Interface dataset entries
========================
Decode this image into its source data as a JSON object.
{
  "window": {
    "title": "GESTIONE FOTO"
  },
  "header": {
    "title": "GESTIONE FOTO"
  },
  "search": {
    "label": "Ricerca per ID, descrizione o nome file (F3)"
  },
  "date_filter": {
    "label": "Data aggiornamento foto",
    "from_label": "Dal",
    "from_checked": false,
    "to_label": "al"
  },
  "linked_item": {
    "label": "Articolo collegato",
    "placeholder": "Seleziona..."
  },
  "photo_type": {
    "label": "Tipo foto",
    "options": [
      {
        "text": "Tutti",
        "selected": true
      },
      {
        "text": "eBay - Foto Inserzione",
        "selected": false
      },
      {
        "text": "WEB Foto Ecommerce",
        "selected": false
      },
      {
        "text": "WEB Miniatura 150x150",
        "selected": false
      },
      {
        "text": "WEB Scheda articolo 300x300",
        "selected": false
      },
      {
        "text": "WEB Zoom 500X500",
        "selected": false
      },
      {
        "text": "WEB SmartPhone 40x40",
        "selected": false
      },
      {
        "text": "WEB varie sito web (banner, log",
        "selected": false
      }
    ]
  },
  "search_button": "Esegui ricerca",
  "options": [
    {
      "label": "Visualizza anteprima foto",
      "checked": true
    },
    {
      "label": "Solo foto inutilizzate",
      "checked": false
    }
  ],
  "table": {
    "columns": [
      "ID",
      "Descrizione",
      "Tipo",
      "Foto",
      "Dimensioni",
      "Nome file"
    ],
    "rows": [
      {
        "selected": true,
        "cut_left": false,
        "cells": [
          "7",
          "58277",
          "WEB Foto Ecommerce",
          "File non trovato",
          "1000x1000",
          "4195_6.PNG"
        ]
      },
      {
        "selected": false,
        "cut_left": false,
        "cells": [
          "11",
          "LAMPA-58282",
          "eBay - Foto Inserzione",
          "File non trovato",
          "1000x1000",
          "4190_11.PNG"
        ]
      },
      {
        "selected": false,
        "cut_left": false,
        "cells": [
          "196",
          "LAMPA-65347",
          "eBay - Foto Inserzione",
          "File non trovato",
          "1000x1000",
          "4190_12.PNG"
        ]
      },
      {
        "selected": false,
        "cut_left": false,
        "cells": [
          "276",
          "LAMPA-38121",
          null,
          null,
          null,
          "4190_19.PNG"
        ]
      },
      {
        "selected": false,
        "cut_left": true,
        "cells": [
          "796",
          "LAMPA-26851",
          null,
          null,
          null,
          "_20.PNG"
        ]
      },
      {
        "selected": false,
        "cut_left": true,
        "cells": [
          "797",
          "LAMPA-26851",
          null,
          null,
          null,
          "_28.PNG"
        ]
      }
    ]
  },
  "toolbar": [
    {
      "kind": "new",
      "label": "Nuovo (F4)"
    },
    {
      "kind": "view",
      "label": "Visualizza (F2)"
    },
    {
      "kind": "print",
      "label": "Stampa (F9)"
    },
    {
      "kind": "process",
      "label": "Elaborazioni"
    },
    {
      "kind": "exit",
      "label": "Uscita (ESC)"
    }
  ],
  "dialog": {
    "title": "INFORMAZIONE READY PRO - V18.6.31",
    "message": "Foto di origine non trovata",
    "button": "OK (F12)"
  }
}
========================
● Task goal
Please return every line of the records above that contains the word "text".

● Response to this exercise
        "text": "Tutti",
        "text": "eBay - Foto Inserzione",
        "text": "WEB Foto Ecommerce",
        "text": "WEB Miniatura 150x150",
        "text": "WEB Scheda articolo 300x300",
        "text": "WEB Zoom 500X500",
        "text": "WEB SmartPhone 40x40",
        "text": "WEB varie sito web (banner, log",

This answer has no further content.